If you booked a ticket to this event in the past, then you know this trip is all about an adventure through history, not hard-core wheeling. If you are looking for axle-snapping fun, check out other Jeep Jamboree USA events, which happen all over the country.
Our first overwhelming vista came no later than 10 minutes into our trip. We quickly became surrounded by massive monolithic walls, reminding us that nature is in charge out here. Pulling out our telephoto lens, we noticed the small homes once occupied by the Anasazi people built several hundred feet up the rock walls. The Anasazi built their homes high above the flood plains to conserve the bottom lands for farming and cotton cultivation as well as a defensive tactic against enemies. The climate was also 10 to 15 degrees warmer than the canyon floor. It was simply amazing that even some of these primitive hogans (Navajo for "homes") were still standing despite the threats of dramatic weather conditions and vandalism. This is another testament to how much pride the Navajo Nation takes in keeping the history of this land alive.

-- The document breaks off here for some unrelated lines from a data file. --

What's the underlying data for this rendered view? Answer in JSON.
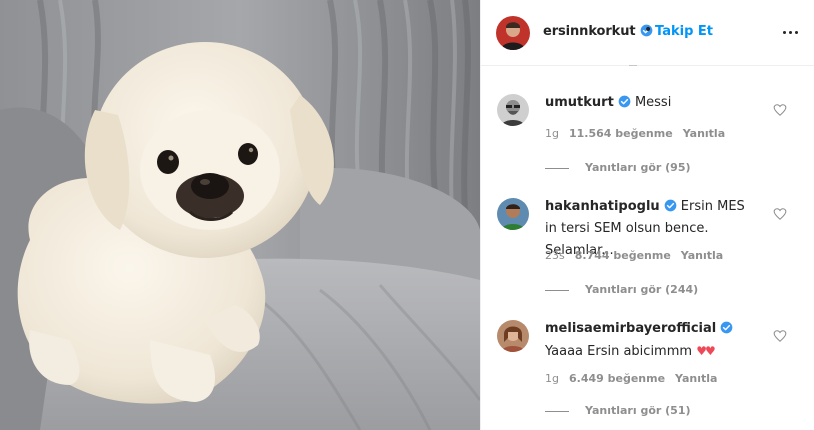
{
  "post": {
    "image_subject": "white-pekingese-dog-photo",
    "author": "ersinnkorkut",
    "follow_label": "Takip Et",
    "separator": "•"
  },
  "comments": [
    {
      "user": "umutkurt",
      "text": "Messi",
      "time": "1g",
      "likes": "11.564 beğenme",
      "reply_label": "Yanıtla",
      "view_replies": "Yanıtları gör (95)"
    },
    {
      "user": "hakanhatipoglu",
      "text": "Ersin MES in tersi SEM olsun bence. Selamlar...",
      "time": "23s",
      "likes": "8.744 beğenme",
      "reply_label": "Yanıtla",
      "view_replies": "Yanıtları gör (244)"
    },
    {
      "user": "melisaemirbayerofficial",
      "text": "Yaaaa Ersin abicimmm",
      "emoji": "♥♥",
      "time": "1g",
      "likes": "6.449 beğenme",
      "reply_label": "Yanıtla",
      "view_replies": "Yanıtları gör (51)"
    }
  ],
  "colors": {
    "follow_blue": "#0095f6",
    "verified_blue": "#3897f0",
    "muted_text": "#8e8e8e",
    "heart_red": "#ed4956"
  },
  "icons": {
    "verified": "verified-badge-icon",
    "more": "more-options-icon",
    "like": "heart-outline-icon"
  }
}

Pictographs and petroglyphs covered many of the rock walls as our group made its way to the next rest stop. One of the most commonly found pictographs depicts the Flute Player, called Lahlanhoya by the Hopi Tribe. According to the traditions of the Flute Clan of the Navajo and the Hopi, it represents a clan symbol. Clan members would leave this drawing on the walls to mark the route taken on their long migration. Many people confuse the Flute Player with Kokopelli, but Kokopelli, a deity of the Asa Clan, rarely appears in rock art and was never depicted with a flute.
Along our tour, we ran into a number of local animals, including sheep, goats, horses, donkeys, and cattle. Some of these animals belong to the canyon inhabitants and provide necessary food for survival. Another rule our guide informed us of is that you are not allowed to take any pictures of the native people or their homes without permission. There were a number of great native settings we would have loved to show our readers, but unfortunately we couldn't locate someone to ask their permission.

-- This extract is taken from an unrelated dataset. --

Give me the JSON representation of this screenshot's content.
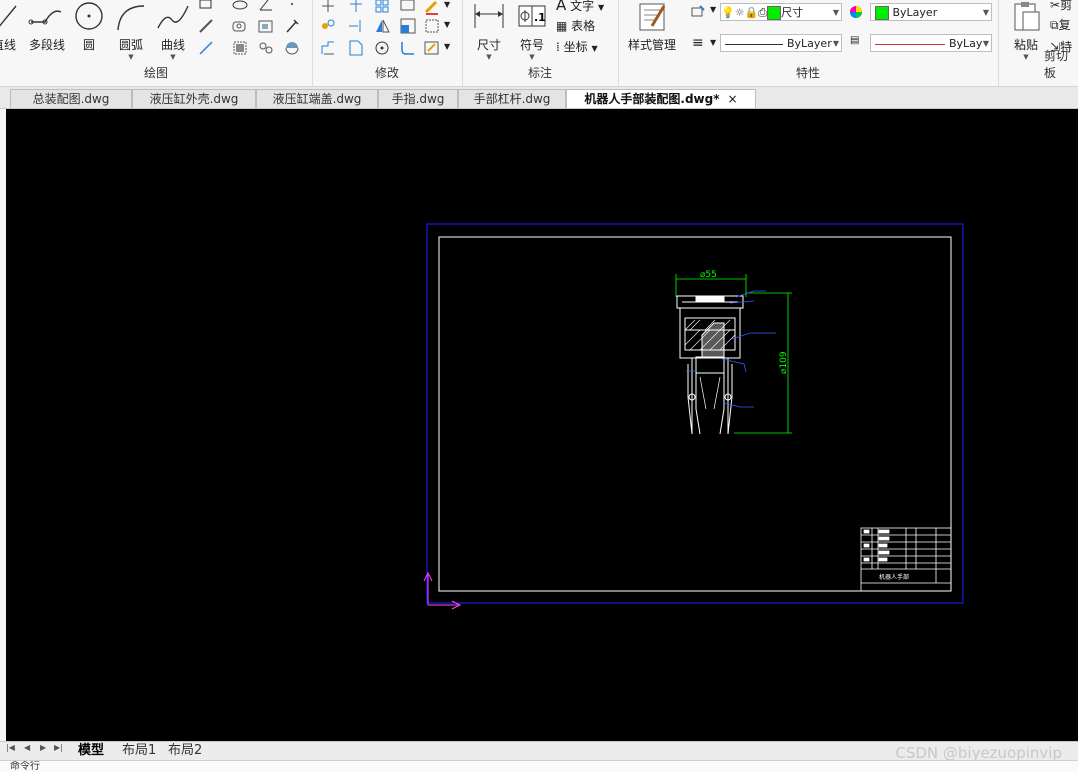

Our first major stop for the day was at the White House Ruin. If you have even an ounce of appreciation for the history of this country, you will want to see this in person. This ruin was home to a great number of Anasazi families for many years. A good portion of the original foundation still exists. You really have to admire the persistence and perseverance it took to build structures like this by hand with only primitive tools.

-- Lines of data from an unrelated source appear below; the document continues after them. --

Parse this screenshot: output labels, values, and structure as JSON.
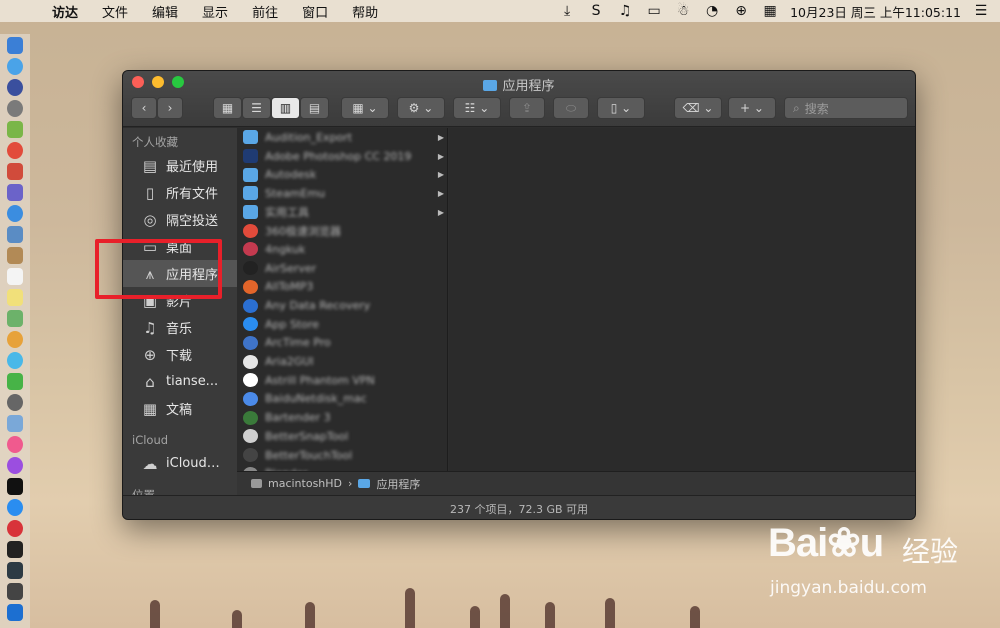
{
  "menubar": {
    "app": "访达",
    "items": [
      "文件",
      "编辑",
      "显示",
      "前往",
      "窗口",
      "帮助"
    ],
    "clock": "10月23日 周三 上午11:05:11"
  },
  "window": {
    "title": "应用程序",
    "search_placeholder": "搜索"
  },
  "sidebar": {
    "favorites_header": "个人收藏",
    "favorites": [
      {
        "label": "最近使用",
        "icon": "recent-icon"
      },
      {
        "label": "所有文件",
        "icon": "all-files-icon"
      },
      {
        "label": "隔空投送",
        "icon": "airdrop-icon"
      },
      {
        "label": "桌面",
        "icon": "desktop-icon"
      },
      {
        "label": "应用程序",
        "icon": "applications-icon",
        "selected": true
      },
      {
        "label": "影片",
        "icon": "movies-icon"
      },
      {
        "label": "音乐",
        "icon": "music-icon"
      },
      {
        "label": "下载",
        "icon": "downloads-icon"
      },
      {
        "label": "tianse...",
        "icon": "home-icon"
      },
      {
        "label": "文稿",
        "icon": "documents-icon"
      }
    ],
    "icloud_header": "iCloud",
    "icloud": [
      {
        "label": "iCloud…",
        "icon": "cloud-icon"
      }
    ],
    "locations_header": "位置"
  },
  "files": [
    {
      "name": "Audition_Export",
      "color": "#5aa7e6",
      "folder": true
    },
    {
      "name": "Adobe Photoshop CC 2019",
      "color": "#1f3b73",
      "folder": true
    },
    {
      "name": "Autodesk",
      "color": "#5aa7e6",
      "folder": true
    },
    {
      "name": "SteamEmu",
      "color": "#5aa7e6",
      "folder": true
    },
    {
      "name": "实用工具",
      "color": "#5aa7e6",
      "folder": true
    },
    {
      "name": "360极速浏览器",
      "color": "#e24b3b",
      "folder": false
    },
    {
      "name": "4ngkuk",
      "color": "#c43a4f",
      "folder": false
    },
    {
      "name": "AirServer",
      "color": "#222222",
      "folder": false
    },
    {
      "name": "AllToMP3",
      "color": "#e2652a",
      "folder": false
    },
    {
      "name": "Any Data Recovery",
      "color": "#2b6fd1",
      "folder": false
    },
    {
      "name": "App Store",
      "color": "#2a8df0",
      "folder": false
    },
    {
      "name": "ArcTime Pro",
      "color": "#3f74c9",
      "folder": false
    },
    {
      "name": "Aria2GUI",
      "color": "#e6e6e6",
      "folder": false
    },
    {
      "name": "Astrill Phantom VPN",
      "color": "#ffffff",
      "folder": false
    },
    {
      "name": "BaiduNetdisk_mac",
      "color": "#4b8ae8",
      "folder": false
    },
    {
      "name": "Bartender 3",
      "color": "#3a7a3a",
      "folder": false
    },
    {
      "name": "BetterSnapTool",
      "color": "#cfcfcf",
      "folder": false
    },
    {
      "name": "BetterTouchTool",
      "color": "#444444",
      "folder": false
    },
    {
      "name": "Blender",
      "color": "#888888",
      "folder": false
    }
  ],
  "pathbar": {
    "disk": "macintoshHD",
    "separator": "›",
    "folder": "应用程序"
  },
  "status": "237 个项目，72.3 GB 可用",
  "watermark": {
    "logo": "Bai❀u",
    "cn": "经验",
    "url": "jingyan.baidu.com"
  }
}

Our final stop of the day brought us to Spider Rock. Spider Rock was home to Spider Woman, the subject of a Navajo legend. Nobody could see her, but they felt her presence. Sylvia told us a story about a man and his two sons who wanted very much to see Spider Woman and how the man would tell his sons that if they were good Spider Woman would bring them plentiful harvests as well as weapons to defend themselves. The holy people of the area said they would see her traveling on a rainbow from canyon to canyon. It has proven to be the most spiritual place in Canyon de Chelly.
After posing for a spectacular group shot, we all made our way back to the trailhead, stopping by one more location called Newspaper Rock. The pictographs were numerous, ranging from handprints, flutes, snakes and other creatures, to holy images, people, and fire. It seemed everywhere we turned there was a piece of history. At the end of the day, we can only suggest you sign up and participate in this event next year and visit the canyon for yourself. It is truly something you will never forget. We want to thank Jeep for having us, as well as Nancy Jenkins for clearing out her backseat.